The state government is under pressure to call for an independent assessment of plans to double the volume of Sydney rubbish being dumped at Woodlawn, outside Goulburn.

Local residents fear an increase in odour at the site and more truck movements.

The Sydney Catchment Authority is worried about contaminated liquids leaching from the dump into Warragamba dam.

Competitors charge that the operator of the Woodlawn dump, the French group Veolia, is not doing enough to recycle waste at the site, reducing the amount going into landfill.

Veolia has approval to build a 280,000 tonne-a-year waste processing plant, but has not done so.

Veolia is seeking government approval to raise the amount of rubbish dumped into the former mine site at Woodlawn from 500,000 tonnes a year to 1.13 million tonnes. Along with Sydney's waste, the dump takes waste from the ACT and refuse from some local councils.

The proposal would double the volume of waste being shipped by rail from Clyde, near Parramatta, or result in other transfer stations being developed around the city. Veolia has yet to decide its strategy on this point.

The rubbish is removed from the railway line outside Tarago and trucked the final 15 kilometres to the dump. Some locals say building a rail spur line would solve much of the problem of truck traffic on the roads.

Under the original consent conditions, no offensive odour must be detectable beyond the perimeter fencing. But local residents say a smell can pervade the area depending on the wind and other weather conditions, although there has been no formal finding in this regard.

WSN, the waste arm of the state government, which is being sold, has told the Department of Planning that Sydney will not face landfill capacity shortfalls until at least 2017-18, and perhaps much later, since Lucas Heights in the city's south will remain operational until at least 2022.

Local residents have called for an independent assessment of Veolia's application by the Environmental Defender's Office, arguing that they are unable to adequately determine some of the claims it makes.

''How do you assess whether it is fair?'' asked the secretary of the Tarago & District Progress Association, Ian Weekley.

''The community wants somebody at arm's length from the Department of Planning to address and resolve some of these issues,'' said Chris Berry, general manager of Goulburn Mulwaree Council.

Jeff Angel of the Total Environment Centre said that Veolia's unwillingness to install a waste treatment unit at Woodlawn signals it is ''not serious about our waste recycling challenge''.

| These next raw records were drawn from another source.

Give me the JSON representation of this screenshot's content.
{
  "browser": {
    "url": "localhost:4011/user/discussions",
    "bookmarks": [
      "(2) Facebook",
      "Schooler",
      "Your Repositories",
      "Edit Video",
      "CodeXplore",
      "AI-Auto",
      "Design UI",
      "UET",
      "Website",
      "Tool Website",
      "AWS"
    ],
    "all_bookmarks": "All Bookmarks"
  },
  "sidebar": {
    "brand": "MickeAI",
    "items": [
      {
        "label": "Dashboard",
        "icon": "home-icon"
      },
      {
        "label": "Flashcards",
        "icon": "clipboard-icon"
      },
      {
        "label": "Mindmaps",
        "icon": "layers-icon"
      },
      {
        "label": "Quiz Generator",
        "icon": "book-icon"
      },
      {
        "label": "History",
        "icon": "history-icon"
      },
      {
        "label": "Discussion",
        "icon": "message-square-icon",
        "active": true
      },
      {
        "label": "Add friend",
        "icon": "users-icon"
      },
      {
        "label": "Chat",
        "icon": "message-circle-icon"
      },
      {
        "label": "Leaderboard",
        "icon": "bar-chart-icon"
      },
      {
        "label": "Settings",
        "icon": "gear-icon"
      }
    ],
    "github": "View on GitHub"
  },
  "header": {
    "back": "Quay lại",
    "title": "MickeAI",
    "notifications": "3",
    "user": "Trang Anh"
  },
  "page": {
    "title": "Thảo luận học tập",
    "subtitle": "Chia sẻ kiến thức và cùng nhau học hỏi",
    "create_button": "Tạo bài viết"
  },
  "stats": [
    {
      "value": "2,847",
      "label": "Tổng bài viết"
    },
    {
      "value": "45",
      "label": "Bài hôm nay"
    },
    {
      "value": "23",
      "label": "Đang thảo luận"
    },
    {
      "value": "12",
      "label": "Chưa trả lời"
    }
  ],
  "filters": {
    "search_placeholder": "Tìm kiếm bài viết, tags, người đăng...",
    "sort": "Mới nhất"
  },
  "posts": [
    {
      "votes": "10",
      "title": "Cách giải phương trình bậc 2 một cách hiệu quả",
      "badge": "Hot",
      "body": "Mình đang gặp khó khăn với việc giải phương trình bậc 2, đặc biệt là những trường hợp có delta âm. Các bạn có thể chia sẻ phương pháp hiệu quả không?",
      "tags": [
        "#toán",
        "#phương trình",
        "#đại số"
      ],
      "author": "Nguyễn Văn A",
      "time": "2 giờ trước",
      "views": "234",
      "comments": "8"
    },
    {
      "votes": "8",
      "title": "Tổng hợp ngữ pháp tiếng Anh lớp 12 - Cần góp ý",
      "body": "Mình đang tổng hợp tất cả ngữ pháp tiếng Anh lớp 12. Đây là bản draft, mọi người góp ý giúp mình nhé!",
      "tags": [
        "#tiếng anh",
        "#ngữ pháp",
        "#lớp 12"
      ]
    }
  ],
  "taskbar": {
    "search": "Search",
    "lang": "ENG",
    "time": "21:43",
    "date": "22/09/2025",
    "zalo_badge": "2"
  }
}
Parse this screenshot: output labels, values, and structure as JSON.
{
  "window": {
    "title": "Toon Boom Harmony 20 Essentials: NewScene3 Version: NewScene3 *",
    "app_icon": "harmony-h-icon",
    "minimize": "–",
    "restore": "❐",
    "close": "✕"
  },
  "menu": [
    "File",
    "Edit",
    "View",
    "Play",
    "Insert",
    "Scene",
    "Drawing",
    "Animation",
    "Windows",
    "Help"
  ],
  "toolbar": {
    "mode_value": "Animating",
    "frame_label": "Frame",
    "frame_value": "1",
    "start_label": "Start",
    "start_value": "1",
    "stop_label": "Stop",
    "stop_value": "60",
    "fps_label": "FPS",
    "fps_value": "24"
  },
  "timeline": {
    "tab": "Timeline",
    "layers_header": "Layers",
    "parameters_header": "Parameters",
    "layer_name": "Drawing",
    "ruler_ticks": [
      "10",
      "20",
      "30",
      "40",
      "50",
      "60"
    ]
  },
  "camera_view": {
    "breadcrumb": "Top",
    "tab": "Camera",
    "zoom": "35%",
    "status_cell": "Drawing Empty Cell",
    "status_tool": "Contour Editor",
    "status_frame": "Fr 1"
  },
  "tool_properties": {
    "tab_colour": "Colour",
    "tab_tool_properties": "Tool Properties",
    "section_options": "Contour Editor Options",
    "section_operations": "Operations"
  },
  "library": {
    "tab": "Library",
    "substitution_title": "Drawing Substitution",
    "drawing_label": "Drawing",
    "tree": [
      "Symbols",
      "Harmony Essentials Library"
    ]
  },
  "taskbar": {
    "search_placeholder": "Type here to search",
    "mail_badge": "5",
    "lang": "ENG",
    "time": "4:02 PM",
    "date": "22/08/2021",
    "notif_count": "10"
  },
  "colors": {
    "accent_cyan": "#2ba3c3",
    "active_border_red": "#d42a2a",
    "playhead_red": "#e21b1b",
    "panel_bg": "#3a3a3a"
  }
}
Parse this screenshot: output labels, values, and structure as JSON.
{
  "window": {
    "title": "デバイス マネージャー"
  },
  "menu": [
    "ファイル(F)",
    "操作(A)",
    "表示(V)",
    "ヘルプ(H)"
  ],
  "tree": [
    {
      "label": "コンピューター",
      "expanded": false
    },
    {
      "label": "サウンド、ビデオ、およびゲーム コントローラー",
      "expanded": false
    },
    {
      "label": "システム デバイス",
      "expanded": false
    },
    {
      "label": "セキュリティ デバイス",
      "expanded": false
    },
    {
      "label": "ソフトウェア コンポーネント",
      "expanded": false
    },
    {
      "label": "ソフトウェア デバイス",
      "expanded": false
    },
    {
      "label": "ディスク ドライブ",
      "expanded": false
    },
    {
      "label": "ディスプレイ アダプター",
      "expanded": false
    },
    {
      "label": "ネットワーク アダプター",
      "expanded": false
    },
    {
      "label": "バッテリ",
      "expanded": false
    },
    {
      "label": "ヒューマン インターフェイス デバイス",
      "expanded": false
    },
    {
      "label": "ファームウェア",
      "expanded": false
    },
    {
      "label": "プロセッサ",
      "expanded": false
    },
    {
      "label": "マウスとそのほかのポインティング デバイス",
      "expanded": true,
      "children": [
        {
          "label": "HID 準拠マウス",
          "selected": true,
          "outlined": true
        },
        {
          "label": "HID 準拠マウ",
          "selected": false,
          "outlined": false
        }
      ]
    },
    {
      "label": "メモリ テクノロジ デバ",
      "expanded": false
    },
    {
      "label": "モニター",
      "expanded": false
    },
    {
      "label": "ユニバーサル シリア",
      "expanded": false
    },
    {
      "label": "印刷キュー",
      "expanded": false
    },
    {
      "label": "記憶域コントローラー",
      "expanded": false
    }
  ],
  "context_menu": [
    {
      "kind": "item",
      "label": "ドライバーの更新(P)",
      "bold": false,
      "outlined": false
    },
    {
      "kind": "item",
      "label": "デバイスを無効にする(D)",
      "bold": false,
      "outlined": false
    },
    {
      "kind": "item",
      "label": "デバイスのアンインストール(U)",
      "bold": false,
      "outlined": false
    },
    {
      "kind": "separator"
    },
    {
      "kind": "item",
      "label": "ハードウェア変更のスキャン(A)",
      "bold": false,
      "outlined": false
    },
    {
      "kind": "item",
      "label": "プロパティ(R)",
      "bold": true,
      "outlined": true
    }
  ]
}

Veolia's head of government relations, Peter Shmigel, said: ''We hope to be there for the long haul. We will continue to work with the local community, and be as open and transparent as possible.''